Interviewed by Katharine Eliska Kimbriel
Jill Zeller was determined to become a writer ever since her fifth grade play was a flop (let’s just say that no one was yelling “Author, author!”) Millions of words later, she’s still writing both novels and short stories in a myriad of worlds and genres. Her first release from Book View Cafe, the zombie tale Bijou, is creepy in a way that only a woman writing medical thrillers and horror could dream up.
Newly settled in Albany, Oregon, in the Willamette Valley with her five favorite people (her husband, 2 cats, and 2 English Mastifs) and a huge garden, Jill is a a retired RN but still travels the borderlands by night. An award winner for The Alzheimer’s Book Club in 2009, Jill has lived a lot of places and done a lot of things (and even been a lot of people–pseudonyms!) If you stick around, all of it will eventually show up in a story.
1) Have you decided yet what writing means to you?
A.) Let’s just say that when I ask myself whether I should just give up writing and plant more tomatoes, I can’t.
2) Bijou may be one of the creepiest zombie ideas I have seen turn up in a long time. When did you realize that zombies clearly are an ongoing phenomenon triggered by someone’s greed—plus the lure of immortality? Where did this book start for you?
A.) Oh, that’s a loaded question. As a nurse I’ve been around a lot of death, to put it bluntly. And there always seems to be some triggering event—whether a family member the dying has been waiting for finally arrives—or when the family all leaves the room, for example –when the dying appear to be ready to complete their dying. I’ve thought about that a lot, wondering about the value of love and family to each of us, so it crept into this tale of Annie and her unique ability. And I wanted to use my home town (Livermore, California, to be exact) as a setting for this tale (names have been changed to protect the guilty). Death is a mystery I’ve spent my life trying to solve. This story I suppose is my effort to make it easier to think about something that is never easy to think about.
3) Have you explored all of this world yet? Could there be more stories in it?

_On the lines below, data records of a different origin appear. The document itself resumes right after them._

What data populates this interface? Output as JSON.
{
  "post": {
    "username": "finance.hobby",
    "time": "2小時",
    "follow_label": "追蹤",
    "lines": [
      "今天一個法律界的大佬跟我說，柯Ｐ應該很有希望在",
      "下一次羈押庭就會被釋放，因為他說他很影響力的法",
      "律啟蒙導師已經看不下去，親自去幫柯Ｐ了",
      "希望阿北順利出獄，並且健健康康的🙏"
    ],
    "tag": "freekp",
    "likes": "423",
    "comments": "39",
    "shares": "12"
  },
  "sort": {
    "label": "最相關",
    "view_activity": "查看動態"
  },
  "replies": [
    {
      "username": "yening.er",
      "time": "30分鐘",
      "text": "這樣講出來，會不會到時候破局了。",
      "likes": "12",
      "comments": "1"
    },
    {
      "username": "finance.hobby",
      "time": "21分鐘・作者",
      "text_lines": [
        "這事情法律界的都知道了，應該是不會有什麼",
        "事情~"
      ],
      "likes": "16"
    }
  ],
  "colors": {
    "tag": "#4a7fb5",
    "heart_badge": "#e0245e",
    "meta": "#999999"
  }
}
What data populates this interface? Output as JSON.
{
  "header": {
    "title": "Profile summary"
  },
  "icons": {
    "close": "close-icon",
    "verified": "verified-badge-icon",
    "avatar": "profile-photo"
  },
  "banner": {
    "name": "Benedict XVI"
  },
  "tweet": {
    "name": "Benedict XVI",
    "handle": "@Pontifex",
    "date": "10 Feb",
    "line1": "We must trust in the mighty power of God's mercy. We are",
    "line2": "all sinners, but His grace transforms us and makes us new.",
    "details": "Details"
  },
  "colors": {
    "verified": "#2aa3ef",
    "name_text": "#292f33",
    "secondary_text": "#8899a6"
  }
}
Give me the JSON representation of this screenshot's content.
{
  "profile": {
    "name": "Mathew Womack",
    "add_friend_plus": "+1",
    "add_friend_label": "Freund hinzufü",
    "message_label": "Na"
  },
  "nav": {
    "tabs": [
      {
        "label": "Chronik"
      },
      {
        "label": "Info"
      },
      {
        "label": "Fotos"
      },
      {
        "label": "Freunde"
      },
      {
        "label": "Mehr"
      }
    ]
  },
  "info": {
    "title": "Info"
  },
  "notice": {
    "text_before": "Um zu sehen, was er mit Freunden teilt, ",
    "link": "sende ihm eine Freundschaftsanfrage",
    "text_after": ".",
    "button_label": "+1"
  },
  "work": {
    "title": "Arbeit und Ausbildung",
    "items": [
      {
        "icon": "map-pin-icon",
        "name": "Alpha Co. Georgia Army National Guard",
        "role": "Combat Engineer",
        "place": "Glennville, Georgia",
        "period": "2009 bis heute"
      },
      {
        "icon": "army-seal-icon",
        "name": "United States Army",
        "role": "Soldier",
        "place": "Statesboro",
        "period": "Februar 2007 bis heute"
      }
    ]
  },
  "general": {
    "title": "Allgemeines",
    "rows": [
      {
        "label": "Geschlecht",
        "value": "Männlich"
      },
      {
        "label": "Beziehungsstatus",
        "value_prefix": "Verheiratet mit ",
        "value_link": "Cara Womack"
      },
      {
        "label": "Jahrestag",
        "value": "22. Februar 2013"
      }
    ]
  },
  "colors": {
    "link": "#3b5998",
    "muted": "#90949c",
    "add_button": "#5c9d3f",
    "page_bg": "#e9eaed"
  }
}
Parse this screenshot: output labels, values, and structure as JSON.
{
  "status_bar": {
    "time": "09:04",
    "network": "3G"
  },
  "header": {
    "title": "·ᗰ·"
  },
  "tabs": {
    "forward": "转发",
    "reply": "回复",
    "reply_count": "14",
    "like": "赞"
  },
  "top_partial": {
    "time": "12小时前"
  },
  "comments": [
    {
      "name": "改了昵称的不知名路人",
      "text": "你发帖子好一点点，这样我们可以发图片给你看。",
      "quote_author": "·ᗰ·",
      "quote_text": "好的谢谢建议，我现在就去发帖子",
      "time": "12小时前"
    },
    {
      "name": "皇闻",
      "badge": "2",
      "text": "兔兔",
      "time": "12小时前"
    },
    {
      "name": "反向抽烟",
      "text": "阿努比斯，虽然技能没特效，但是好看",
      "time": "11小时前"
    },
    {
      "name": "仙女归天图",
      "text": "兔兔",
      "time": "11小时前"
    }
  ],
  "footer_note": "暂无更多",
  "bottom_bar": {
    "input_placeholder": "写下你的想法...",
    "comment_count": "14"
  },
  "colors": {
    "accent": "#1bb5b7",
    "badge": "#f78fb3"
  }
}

A.) That is always possible, although I haven’t, except as S Thorndyke, written a series. Each novel or short story seems to be it’s own little universe.
4) Do you think your “voice,” the thing that stamps your writing as uniquely yours, changes from book to book, story to story—or can you already see themes that reoccur in your work?
A.) Oh yeah, I think so. I’m writing a historical right now with a very different tone. And many of my short stories, depending on the character, setting, theme, will have a different voice.
5) Do you use different styles for short versus long fiction? Is this deliberate?
A.) Funny you should ask because I think about this a lot. In short stories, I experiment more with language, looking for a lyric quality, and deep emotion. In my novels, I don’t get the sense I can sustain that, so the style tends to be more utilitarian.
6) What draws you to writing horror as opposed to any other genre?
A.) An obsession with Shirley Jackson.
7) What have you learned from your own writing? To what concepts, intentionally or not, do you think you’ve exposed your readers?
A.) How to experience rejection and keep on writing. And as for concepts, well, perhaps many different shapes of love?
8) Has writing taught you anything you didn’t expect?
A.) I guess that I AM obsessed with death. Also art, and love, and heartbreak, and redemption.
9) Are you drawn to short fiction, or novel length stories?
A.) I’ve written scads of short stories, but when I read, for pleasure, I like novels.
10) Are you inspired by someone else’s work?
A.) How much time do I have?